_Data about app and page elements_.
▽

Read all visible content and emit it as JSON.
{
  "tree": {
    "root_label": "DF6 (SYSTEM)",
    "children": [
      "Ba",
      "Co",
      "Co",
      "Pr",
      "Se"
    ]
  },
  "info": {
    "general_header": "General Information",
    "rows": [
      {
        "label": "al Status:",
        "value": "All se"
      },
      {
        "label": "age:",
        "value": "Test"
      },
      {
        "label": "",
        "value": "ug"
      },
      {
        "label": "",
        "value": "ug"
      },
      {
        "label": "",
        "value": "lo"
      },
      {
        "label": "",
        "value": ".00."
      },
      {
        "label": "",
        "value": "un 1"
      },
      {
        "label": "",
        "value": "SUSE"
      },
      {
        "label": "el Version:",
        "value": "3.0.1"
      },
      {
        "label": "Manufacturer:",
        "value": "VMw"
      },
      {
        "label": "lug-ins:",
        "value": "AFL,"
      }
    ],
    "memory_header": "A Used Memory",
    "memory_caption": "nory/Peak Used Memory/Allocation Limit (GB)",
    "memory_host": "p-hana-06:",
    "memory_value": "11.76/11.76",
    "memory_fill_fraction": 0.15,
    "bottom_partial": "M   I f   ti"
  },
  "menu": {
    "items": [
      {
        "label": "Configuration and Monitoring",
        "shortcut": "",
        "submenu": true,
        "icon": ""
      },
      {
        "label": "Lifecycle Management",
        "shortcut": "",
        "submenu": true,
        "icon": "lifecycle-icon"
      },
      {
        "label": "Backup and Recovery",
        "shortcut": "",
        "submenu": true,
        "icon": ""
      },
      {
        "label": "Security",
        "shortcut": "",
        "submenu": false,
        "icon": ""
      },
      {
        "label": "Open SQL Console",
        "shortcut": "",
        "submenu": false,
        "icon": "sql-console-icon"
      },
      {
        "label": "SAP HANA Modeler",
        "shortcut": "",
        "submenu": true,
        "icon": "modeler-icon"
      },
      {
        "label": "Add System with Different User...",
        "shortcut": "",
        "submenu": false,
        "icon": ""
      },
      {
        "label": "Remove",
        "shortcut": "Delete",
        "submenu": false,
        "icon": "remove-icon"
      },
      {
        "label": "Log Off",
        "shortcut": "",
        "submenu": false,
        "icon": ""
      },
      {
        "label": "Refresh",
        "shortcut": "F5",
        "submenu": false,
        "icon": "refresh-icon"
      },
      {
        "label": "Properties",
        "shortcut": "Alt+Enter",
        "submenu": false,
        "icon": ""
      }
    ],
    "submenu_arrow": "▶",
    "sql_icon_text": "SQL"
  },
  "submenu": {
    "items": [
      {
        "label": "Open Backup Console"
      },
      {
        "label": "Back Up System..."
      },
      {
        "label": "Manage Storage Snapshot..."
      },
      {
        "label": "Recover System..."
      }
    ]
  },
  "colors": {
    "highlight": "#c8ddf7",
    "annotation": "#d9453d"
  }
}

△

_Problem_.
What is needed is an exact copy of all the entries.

_Answer to the exercise_.
Read all visible content and emit it as JSON.
{
  "tree": {
    "root_label": "DF6 (SYSTEM)",
    "children": [
      "Ba",
      "Co",
      "Co",
      "Pr",
      "Se"
    ]
  },
  "info": {
    "general_header": "General Information",
    "rows": [
      {
        "label": "al Status:",
        "value": "All se"
      },
      {
        "label": "age:",
        "value": "Test"
      },
      {
        "label": "",
        "value": "ug"
      },
      {
        "label": "",
        "value": "ug"
      },
      {
        "label": "",
        "value": "lo"
      },
      {
        "label": "",
        "value": ".00."
      },
      {
        "label": "",
        "value": "un 1"
      },
      {
        "label": "",
        "value": "SUSE"
      },
      {
        "label": "el Version:",
        "value": "3.0.1"
      },
      {
        "label": "Manufacturer:",
        "value": "VMw"
      },
      {
        "label": "lug-ins:",
        "value": "AFL,"
      }
    ],
    "memory_header": "A Used Memory",
    "memory_caption": "nory/Peak Used Memory/Allocation Limit (GB)",
    "memory_host": "p-hana-06:",
    "memory_value": "11.76/11.76",
    "memory_fill_fraction": 0.15,
    "bottom_partial": "M   I f   ti"
  },
  "menu": {
    "items": [
      {
        "label": "Configuration and Monitoring",
        "shortcut": "",
        "submenu": true,
        "icon": ""
      },
      {
        "label": "Lifecycle Management",
        "shortcut": "",
        "submenu": true,
        "icon": "lifecycle-icon"
      },
      {
        "label": "Backup and Recovery",
        "shortcut": "",
        "submenu": true,
        "icon": ""
      },
      {
        "label": "Security",
        "shortcut": "",
        "submenu": false,
        "icon": ""
      },
      {
        "label": "Open SQL Console",
        "shortcut": "",
        "submenu": false,
        "icon": "sql-console-icon"
      },
      {
        "label": "SAP HANA Modeler",
        "shortcut": "",
        "submenu": true,
        "icon": "modeler-icon"
      },
      {
        "label": "Add System with Different User...",
        "shortcut": "",
        "submenu": false,
        "icon": ""
      },
      {
        "label": "Remove",
        "shortcut": "Delete",
        "submenu": false,
        "icon": "remove-icon"
      },
      {
        "label": "Log Off",
        "shortcut": "",
        "submenu": false,
        "icon": ""
      },
      {
        "label": "Refresh",
        "shortcut": "F5",
        "submenu": false,
        "icon": "refresh-icon"
      },
      {
        "label": "Properties",
        "shortcut": "Alt+Enter",
        "submenu": false,
        "icon": ""
      }
    ],
    "submenu_arrow": "▶",
    "sql_icon_text": "SQL"
  },
  "submenu": {
    "items": [
      {
        "label": "Open Backup Console"
      },
      {
        "label": "Back Up System..."
      },
      {
        "label": "Manage Storage Snapshot..."
      },
      {
        "label": "Recover System..."
      }
    ]
  },
  "colors": {
    "highlight": "#c8ddf7",
    "annotation": "#d9453d"
  }
}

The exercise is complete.